Moms in times past seem to have a laid back vibe that is impossible to pull of these days. Because maybe they were not laid back. Maybe our moms weren’t these aloof, free spirit, self-centered gurus that are portrayed in throwback sitcoms. Maybe our moms were silent doers. Always engaged without being the center of attention. My mom was not the center of my existence because she did not cast herself in that role. She let me play that part. This is the reason I believe my mom does not experience mom-guilt.
My story is not her story.
What I do becomes what I did, and if that becomes what will be, then for me this is hopeless and terrifying. Because I am only good enough as I reflect on what I should have done. In real time I am no saint. In the now, I am not good enough to prevent the the horrific future I imagine will happen if I am not good enough- yet, I know I am not good enough. Yet, I try. I fail. I try again. And I fail and flounder in fear and guilt; whining, emotional, always scrounging for sage advice and remedies. And this is psychological terror.
But what if I have it all wrong? What if all this roaming about in the caves of my motherhood consciousness is not necessary? Not the path? Not the way?
What if we as mothers, as scary and radical as it might be, just write ourselves out of the script? Can this even be done without becoming inattentive and in-affectionate? A bad mom?
Yes. And the thought of being okay with how things are, makes giving this a try worth the risk. I think we can be free of the psychological torment of modern motherhood. And we should… because behind the curtain of perfection, what we experience is a lack of meaning and despair. Being a mother is not fulfilling or desirable when we live in constant fear- the fear of not being perfect and the implications we imagine our weaknesses will have on our children.
One of the most peculiar realities of growing older as a mother is that time has a way of eroding my sense of knowing. Things fall apart, without notice, maybe over time, but eventually things just get messy in parenting. When all my kids were little it was easier to do all the things, control all the things, be all the things, say all the things. Now, it seems I find myself out of steam before the track ends. And who is there to make up the difference, take up the slack?
My kids!
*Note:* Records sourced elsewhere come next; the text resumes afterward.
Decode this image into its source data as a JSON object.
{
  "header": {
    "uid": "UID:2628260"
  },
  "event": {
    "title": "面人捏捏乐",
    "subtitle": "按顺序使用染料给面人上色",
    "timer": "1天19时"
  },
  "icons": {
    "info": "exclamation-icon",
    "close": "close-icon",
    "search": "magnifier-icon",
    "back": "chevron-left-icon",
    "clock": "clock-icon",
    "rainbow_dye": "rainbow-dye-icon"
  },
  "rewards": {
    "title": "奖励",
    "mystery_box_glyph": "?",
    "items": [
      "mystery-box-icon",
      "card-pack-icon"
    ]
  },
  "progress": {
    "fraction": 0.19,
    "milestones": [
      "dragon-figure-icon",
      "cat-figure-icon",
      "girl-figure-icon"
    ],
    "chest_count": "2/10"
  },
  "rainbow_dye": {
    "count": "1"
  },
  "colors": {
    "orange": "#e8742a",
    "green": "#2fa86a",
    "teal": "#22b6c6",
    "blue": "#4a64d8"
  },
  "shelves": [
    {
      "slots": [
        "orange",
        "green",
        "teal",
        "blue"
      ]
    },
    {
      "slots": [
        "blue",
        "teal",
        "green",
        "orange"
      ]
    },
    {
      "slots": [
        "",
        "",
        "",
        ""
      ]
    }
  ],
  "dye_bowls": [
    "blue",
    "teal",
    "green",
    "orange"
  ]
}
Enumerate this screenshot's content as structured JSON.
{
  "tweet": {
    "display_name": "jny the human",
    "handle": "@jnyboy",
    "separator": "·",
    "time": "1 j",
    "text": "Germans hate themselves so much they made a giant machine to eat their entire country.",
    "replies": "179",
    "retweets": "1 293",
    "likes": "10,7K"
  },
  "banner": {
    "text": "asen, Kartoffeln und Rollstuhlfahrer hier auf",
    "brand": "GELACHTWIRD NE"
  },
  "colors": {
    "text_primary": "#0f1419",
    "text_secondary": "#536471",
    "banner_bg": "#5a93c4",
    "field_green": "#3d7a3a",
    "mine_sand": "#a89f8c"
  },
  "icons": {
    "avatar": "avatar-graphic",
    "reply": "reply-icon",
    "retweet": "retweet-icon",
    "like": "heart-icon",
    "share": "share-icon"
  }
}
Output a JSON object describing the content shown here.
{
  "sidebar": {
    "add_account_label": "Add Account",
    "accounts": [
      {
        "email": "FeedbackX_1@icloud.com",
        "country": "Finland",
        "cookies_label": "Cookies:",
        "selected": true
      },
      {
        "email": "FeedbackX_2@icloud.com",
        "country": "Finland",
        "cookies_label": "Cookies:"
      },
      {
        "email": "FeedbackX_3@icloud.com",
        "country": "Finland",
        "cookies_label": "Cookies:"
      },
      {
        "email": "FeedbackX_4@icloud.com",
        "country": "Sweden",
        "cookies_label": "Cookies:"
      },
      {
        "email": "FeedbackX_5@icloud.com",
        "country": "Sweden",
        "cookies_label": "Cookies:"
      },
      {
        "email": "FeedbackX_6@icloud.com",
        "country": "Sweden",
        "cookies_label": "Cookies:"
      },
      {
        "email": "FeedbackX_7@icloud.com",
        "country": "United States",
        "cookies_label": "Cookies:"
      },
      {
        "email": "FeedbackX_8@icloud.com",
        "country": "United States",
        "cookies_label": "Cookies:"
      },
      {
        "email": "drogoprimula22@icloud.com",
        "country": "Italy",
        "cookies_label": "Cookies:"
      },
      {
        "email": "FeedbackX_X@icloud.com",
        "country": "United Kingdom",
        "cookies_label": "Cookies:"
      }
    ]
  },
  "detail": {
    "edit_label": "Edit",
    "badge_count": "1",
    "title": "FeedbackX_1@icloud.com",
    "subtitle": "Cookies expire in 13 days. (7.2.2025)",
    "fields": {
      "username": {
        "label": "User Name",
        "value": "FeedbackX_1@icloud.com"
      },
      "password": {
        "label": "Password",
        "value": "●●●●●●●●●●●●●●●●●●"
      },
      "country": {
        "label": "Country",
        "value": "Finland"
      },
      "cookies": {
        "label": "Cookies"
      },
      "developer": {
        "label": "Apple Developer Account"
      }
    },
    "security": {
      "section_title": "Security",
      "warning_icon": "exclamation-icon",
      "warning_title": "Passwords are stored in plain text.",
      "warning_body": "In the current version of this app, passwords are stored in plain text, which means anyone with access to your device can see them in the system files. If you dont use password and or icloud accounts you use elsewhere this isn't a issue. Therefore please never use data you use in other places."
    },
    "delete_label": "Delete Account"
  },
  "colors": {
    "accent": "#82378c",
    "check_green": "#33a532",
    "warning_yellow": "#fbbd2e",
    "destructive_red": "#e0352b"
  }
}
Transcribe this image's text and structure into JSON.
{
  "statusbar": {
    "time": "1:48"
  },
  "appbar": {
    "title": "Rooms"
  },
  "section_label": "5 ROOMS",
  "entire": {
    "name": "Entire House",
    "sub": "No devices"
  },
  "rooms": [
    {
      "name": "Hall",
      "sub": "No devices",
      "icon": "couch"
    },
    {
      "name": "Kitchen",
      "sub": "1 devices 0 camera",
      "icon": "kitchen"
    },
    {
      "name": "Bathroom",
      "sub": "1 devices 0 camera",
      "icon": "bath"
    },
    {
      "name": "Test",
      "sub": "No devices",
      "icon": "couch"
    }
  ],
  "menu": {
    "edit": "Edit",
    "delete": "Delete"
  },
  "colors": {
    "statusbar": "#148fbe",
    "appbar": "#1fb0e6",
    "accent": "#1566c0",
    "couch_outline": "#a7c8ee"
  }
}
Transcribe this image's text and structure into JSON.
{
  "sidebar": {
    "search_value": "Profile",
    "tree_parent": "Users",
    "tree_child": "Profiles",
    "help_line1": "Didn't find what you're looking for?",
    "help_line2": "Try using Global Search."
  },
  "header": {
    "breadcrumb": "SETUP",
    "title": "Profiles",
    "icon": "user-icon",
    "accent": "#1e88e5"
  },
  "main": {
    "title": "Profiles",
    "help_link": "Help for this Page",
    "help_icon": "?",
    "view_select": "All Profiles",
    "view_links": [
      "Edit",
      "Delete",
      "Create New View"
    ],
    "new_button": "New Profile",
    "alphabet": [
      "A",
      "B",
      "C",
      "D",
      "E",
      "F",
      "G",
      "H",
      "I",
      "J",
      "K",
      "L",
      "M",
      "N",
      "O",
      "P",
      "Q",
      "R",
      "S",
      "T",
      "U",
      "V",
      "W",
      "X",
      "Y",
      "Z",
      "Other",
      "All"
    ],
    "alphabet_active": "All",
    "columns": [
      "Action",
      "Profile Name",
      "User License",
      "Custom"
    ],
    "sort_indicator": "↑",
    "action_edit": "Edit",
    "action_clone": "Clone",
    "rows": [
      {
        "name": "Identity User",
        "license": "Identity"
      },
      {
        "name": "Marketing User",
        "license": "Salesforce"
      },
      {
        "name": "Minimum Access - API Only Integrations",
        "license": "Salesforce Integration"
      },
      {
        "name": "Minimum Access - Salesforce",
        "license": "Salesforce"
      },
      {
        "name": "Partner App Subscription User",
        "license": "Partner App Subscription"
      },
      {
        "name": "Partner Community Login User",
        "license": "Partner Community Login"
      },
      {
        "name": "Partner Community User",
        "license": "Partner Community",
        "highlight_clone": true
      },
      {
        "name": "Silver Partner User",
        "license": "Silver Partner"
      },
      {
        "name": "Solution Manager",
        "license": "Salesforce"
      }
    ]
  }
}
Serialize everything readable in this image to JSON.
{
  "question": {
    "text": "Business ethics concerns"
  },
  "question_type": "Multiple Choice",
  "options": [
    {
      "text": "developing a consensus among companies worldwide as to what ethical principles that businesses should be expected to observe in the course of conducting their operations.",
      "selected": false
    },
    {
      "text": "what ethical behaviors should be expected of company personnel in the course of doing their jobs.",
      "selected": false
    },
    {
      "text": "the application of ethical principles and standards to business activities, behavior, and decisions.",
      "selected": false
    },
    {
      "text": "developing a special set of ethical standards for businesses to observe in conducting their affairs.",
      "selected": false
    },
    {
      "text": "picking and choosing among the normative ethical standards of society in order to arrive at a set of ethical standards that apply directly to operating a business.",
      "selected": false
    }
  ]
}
They are the real protagonists. Not me.
I am prideful. It was pride that tormented me all those years.
But not Mary, not my Mom. Not mothers who work diligently behind the scenes; cooking, cleaning, praying, instructing, loving, pondering, and being perfect by not being obsessed with being perfect.
My Mom says something beautiful to me ever so often, especially in times when I am struggling with the guilty mom virus, “I was not a perfect mother, but I loved you perfectly.” What a treasure she is to me.
The works of God are displayed in the broken- even not perfect kids and not perfect mothers.